Segment Start: EXERCISE MATERIALS
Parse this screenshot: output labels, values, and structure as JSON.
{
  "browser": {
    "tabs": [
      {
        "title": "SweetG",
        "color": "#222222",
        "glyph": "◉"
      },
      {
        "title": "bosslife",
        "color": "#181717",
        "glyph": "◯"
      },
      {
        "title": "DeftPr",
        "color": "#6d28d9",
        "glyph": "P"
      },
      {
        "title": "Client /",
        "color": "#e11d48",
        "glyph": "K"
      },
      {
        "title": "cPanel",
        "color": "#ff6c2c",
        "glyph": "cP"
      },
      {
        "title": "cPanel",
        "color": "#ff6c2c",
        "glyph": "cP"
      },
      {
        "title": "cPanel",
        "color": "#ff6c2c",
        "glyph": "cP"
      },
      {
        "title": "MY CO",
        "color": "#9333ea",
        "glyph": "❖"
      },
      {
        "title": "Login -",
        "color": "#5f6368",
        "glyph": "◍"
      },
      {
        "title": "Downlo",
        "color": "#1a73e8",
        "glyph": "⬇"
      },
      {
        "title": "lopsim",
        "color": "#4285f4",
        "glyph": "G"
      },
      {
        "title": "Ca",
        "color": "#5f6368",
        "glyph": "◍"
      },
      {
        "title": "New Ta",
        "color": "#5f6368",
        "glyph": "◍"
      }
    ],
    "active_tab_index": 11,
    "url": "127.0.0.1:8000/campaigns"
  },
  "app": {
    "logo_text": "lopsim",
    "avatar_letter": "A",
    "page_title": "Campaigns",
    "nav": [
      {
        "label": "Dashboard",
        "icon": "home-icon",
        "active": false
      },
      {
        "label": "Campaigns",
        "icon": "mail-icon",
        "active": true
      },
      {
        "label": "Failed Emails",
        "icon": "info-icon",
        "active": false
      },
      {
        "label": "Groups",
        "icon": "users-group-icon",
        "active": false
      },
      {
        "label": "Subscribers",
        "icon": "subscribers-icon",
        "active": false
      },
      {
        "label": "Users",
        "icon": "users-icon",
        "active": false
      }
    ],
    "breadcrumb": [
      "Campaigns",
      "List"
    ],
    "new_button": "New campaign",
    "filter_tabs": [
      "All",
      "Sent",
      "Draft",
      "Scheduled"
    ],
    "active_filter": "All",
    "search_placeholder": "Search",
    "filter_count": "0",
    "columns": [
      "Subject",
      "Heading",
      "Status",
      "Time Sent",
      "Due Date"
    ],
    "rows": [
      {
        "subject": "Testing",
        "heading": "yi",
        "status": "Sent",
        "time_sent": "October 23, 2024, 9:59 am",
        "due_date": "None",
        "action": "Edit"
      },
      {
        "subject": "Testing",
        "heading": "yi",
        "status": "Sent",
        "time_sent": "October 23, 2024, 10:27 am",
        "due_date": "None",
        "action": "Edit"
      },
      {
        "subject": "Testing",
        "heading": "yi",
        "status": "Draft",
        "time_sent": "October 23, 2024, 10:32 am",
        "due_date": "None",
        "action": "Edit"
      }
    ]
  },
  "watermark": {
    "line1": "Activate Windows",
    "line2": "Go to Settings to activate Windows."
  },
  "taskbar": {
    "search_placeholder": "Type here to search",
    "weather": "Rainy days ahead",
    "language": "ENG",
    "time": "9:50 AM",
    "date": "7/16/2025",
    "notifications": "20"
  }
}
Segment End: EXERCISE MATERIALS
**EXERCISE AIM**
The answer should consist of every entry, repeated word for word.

**SOLUTION TO THIS TASK**
Parse this screenshot: output labels, values, and structure as JSON.
{
  "browser": {
    "tabs": [
      {
        "title": "SweetG",
        "color": "#222222",
        "glyph": "◉"
      },
      {
        "title": "bosslife",
        "color": "#181717",
        "glyph": "◯"
      },
      {
        "title": "DeftPr",
        "color": "#6d28d9",
        "glyph": "P"
      },
      {
        "title": "Client /",
        "color": "#e11d48",
        "glyph": "K"
      },
      {
        "title": "cPanel",
        "color": "#ff6c2c",
        "glyph": "cP"
      },
      {
        "title": "cPanel",
        "color": "#ff6c2c",
        "glyph": "cP"
      },
      {
        "title": "cPanel",
        "color": "#ff6c2c",
        "glyph": "cP"
      },
      {
        "title": "MY CO",
        "color": "#9333ea",
        "glyph": "❖"
      },
      {
        "title": "Login -",
        "color": "#5f6368",
        "glyph": "◍"
      },
      {
        "title": "Downlo",
        "color": "#1a73e8",
        "glyph": "⬇"
      },
      {
        "title": "lopsim",
        "color": "#4285f4",
        "glyph": "G"
      },
      {
        "title": "Ca",
        "color": "#5f6368",
        "glyph": "◍"
      },
      {
        "title": "New Ta",
        "color": "#5f6368",
        "glyph": "◍"
      }
    ],
    "active_tab_index": 11,
    "url": "127.0.0.1:8000/campaigns"
  },
  "app": {
    "logo_text": "lopsim",
    "avatar_letter": "A",
    "page_title": "Campaigns",
    "nav": [
      {
        "label": "Dashboard",
        "icon": "home-icon",
        "active": false
      },
      {
        "label": "Campaigns",
        "icon": "mail-icon",
        "active": true
      },
      {
        "label": "Failed Emails",
        "icon": "info-icon",
        "active": false
      },
      {
        "label": "Groups",
        "icon": "users-group-icon",
        "active": false
      },
      {
        "label": "Subscribers",
        "icon": "subscribers-icon",
        "active": false
      },
      {
        "label": "Users",
        "icon": "users-icon",
        "active": false
      }
    ],
    "breadcrumb": [
      "Campaigns",
      "List"
    ],
    "new_button": "New campaign",
    "filter_tabs": [
      "All",
      "Sent",
      "Draft",
      "Scheduled"
    ],
    "active_filter": "All",
    "search_placeholder": "Search",
    "filter_count": "0",
    "columns": [
      "Subject",
      "Heading",
      "Status",
      "Time Sent",
      "Due Date"
    ],
    "rows": [
      {
        "subject": "Testing",
        "heading": "yi",
        "status": "Sent",
        "time_sent": "October 23, 2024, 9:59 am",
        "due_date": "None",
        "action": "Edit"
      },
      {
        "subject": "Testing",
        "heading": "yi",
        "status": "Sent",
        "time_sent": "October 23, 2024, 10:27 am",
        "due_date": "None",
        "action": "Edit"
      },
      {
        "subject": "Testing",
        "heading": "yi",
        "status": "Draft",
        "time_sent": "October 23, 2024, 10:32 am",
        "due_date": "None",
        "action": "Edit"
      }
    ]
  },
  "watermark": {
    "line1": "Activate Windows",
    "line2": "Go to Settings to activate Windows."
  },
  "taskbar": {
    "search_placeholder": "Type here to search",
    "weather": "Rainy days ahead",
    "language": "ENG",
    "time": "9:50 AM",
    "date": "7/16/2025",
    "notifications": "20"
  }
}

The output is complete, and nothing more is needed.